June 5th of this year marked the first day of 2024 that the DIA weather station reached 90°F. 5 days earlier than the average first 90° day of June 10th, June 5th was another precursor of things to come: this June will be hot. Looking at the figures, it’s shown that both the American and European climate models are suggesting that our first month of meteorological summer will be warmer than usual. And while the map-wide discrepancy shown between these two models is indicative of why we take these things with a grain of salt, the agreement between the two models over Colorado is strong enough to claim that this June will be, on average, 2-5°C warmer than usual, which translates to 4-9°F.

June Climatology for Denver

(Normal Period 1991-2020 Dia Data)


Average High82.4°F
Average Low52.3°F
Monthly Mean67.4°F
Days With High 90 Or Above8
Days With High 32 Or Below0
Days With Low 32 Or Below0
Days With Lows Zero Or Below0


Monthly Mean1.98”
Days With Measurable Precipitation8
Average Snowfall In Inches0.0”
Days With 1.0 Inch Of Snow Or More0

Miscellaneous Averages

Heating Degree Days133
Cooling Degree Days62
Wind Speed (Mph)8.9 mph
Wind DirectionSouth
Days With Thunderstorms10
Days With Dense Fog<1
Percent Of Sunshine Possible70%

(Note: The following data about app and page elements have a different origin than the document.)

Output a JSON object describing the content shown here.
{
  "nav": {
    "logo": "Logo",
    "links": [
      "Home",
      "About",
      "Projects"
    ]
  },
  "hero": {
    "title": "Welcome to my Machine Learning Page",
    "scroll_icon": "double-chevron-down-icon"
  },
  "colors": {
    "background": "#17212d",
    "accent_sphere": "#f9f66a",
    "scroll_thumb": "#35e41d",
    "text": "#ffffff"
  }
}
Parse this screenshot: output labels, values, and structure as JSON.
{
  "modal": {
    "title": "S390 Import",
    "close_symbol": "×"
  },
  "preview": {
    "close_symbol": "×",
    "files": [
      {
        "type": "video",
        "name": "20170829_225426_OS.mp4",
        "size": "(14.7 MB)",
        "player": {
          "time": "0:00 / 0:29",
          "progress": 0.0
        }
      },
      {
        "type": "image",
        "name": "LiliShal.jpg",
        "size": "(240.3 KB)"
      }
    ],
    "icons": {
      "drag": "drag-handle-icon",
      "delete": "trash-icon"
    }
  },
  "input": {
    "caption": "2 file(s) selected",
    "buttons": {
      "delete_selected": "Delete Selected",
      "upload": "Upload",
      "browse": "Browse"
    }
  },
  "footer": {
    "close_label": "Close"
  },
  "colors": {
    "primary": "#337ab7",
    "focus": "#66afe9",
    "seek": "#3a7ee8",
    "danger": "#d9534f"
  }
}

Record High105 on 6/25/2012, 6/26/2012
Record Low30 on 6/2/1951
Warmest75.0 in 2012
Coldest60.6 in 1967
Wettest4.96” in 1882
DriestTR in 1890
Snowiest0.5” in 1953
Least Snowy0.0” in numerous years

2024 Rainfall Accumulation for the Colorado Eastern Plains

Aurora (Central)1.171.17
Castle Rock1.591.59
Colo Sprgs Airport0.820.82
Denver DIA1.71.7
Denver Downtown1.211.21
Fort Collins0.930.93
Highlands Ranch1.811.81
Sedalia – Hwy 671.941.94
Wheat Ridge0.750.75
Rainfall accumulation totals are aggregated and QC’d by Skyview Weather Meteorologists using a combination of both in-situ and remote weather observing systems, model-derived Quantitative Precipitation Forecast (QPF) data, and proprietary rainfall measurements via trained storm spotters.